■ **Materials provided**
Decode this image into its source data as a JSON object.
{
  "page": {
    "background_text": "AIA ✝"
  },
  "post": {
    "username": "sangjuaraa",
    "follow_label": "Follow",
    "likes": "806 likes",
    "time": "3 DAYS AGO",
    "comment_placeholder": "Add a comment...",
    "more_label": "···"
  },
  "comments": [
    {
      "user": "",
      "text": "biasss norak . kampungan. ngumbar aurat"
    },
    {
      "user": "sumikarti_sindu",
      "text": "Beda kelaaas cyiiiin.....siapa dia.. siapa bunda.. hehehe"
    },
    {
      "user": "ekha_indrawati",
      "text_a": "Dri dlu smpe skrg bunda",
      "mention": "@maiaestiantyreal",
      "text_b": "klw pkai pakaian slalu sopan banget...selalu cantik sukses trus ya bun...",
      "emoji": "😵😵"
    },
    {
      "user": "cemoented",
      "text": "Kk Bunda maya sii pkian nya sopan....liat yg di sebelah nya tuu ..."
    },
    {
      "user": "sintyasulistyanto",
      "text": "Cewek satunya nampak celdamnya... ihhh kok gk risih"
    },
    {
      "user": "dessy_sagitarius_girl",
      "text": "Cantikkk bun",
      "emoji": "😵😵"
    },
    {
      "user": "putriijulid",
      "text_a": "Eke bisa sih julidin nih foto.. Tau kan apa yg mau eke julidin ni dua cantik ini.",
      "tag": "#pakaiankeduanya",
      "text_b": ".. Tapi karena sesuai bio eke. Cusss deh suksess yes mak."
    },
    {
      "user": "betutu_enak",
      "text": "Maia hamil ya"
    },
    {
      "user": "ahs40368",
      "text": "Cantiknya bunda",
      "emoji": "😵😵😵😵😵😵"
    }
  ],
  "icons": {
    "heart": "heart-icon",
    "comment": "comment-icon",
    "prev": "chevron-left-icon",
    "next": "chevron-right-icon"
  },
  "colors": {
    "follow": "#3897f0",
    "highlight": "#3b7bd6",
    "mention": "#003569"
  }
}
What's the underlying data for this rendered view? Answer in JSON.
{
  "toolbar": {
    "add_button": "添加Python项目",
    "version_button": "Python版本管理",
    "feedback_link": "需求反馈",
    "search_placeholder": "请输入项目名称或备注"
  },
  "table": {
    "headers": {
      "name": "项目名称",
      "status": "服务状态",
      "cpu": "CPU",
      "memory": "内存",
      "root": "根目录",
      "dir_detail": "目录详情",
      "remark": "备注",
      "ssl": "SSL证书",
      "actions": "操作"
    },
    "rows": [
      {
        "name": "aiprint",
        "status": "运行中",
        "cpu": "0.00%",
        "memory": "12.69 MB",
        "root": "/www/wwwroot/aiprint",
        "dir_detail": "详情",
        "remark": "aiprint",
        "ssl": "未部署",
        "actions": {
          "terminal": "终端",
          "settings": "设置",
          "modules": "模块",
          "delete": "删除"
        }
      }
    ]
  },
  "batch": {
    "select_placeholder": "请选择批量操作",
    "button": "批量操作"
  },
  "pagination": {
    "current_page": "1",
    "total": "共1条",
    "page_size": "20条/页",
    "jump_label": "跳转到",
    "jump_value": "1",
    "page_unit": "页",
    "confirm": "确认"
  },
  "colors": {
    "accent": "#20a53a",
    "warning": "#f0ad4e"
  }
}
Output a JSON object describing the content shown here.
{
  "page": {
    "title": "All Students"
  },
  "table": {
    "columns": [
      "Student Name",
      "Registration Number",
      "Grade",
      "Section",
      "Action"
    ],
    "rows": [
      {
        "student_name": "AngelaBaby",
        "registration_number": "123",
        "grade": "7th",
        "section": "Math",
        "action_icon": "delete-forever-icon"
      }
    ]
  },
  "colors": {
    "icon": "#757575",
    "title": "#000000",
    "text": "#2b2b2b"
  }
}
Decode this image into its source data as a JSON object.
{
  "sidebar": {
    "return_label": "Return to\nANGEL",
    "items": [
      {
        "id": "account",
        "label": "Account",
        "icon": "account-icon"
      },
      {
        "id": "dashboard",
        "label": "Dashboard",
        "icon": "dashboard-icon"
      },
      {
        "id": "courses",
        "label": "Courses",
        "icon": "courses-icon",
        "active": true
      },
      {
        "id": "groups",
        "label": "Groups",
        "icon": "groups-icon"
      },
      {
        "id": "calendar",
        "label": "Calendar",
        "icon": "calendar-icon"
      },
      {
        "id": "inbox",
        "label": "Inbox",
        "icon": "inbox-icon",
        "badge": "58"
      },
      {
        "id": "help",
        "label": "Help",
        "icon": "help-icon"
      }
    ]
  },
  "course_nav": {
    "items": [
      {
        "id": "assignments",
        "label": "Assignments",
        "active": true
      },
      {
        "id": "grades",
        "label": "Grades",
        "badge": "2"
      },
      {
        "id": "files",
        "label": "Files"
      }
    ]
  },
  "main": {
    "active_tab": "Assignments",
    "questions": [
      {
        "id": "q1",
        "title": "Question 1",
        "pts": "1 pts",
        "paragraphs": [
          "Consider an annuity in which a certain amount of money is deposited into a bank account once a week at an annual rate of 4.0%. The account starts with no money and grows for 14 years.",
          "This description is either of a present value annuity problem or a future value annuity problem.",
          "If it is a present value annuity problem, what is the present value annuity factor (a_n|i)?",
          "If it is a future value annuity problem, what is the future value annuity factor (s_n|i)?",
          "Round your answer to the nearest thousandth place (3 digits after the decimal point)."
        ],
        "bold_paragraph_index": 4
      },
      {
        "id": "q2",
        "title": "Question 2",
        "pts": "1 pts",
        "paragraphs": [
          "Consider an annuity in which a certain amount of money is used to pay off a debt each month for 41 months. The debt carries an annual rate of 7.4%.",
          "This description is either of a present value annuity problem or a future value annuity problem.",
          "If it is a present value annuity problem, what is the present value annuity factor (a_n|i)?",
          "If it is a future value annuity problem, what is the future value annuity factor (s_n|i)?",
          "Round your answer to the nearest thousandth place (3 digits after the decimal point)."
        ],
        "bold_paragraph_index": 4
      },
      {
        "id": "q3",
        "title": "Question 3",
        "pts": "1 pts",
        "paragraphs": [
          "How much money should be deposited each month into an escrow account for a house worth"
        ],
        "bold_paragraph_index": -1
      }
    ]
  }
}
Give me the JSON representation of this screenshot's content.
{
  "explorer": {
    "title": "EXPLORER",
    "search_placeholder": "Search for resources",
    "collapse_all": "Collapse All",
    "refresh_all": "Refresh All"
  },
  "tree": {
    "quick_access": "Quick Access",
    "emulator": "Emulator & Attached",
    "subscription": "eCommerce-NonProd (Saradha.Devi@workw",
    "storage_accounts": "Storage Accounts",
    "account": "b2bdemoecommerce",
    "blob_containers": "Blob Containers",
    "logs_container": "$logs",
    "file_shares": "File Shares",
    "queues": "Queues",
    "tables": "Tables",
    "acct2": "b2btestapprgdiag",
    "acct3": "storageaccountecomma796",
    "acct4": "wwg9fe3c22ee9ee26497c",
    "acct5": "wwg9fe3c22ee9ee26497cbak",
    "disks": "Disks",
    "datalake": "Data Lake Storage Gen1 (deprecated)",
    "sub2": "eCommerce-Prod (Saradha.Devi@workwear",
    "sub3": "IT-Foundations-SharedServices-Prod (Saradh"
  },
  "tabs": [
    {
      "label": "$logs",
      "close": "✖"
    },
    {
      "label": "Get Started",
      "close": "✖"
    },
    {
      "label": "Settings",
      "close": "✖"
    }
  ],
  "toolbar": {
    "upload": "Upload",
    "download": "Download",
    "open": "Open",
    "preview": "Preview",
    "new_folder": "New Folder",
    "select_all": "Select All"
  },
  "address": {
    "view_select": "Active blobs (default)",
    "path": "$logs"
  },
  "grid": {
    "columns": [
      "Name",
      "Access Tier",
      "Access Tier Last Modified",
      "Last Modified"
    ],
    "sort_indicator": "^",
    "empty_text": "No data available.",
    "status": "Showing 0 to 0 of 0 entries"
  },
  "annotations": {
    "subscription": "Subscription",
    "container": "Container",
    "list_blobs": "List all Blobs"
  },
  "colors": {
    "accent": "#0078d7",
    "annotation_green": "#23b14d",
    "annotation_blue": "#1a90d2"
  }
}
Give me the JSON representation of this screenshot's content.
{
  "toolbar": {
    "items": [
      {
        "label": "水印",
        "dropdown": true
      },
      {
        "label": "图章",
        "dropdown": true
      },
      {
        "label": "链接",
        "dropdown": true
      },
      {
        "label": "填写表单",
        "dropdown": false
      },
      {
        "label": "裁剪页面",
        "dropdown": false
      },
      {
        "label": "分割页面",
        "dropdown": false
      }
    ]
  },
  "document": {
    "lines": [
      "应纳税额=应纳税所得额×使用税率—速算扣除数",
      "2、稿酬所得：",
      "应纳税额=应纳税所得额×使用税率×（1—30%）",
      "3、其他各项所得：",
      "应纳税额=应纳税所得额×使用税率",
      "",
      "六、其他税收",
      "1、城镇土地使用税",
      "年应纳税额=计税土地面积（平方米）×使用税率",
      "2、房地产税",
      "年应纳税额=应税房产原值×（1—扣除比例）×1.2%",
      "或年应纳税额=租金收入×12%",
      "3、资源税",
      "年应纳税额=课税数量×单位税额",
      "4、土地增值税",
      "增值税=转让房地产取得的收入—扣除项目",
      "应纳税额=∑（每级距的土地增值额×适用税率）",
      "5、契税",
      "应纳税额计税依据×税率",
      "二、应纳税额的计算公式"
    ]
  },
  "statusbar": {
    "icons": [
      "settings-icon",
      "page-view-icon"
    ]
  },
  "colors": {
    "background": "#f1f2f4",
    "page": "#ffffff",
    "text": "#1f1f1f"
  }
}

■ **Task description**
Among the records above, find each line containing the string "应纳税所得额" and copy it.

■ **Solution for this problem**
      "应纳税额=应纳税所得额×使用税率—速算扣除数",
      "应纳税额=应纳税所得额×使用税率×（1—30%）",
      "应纳税额=应纳税所得额×使用税率",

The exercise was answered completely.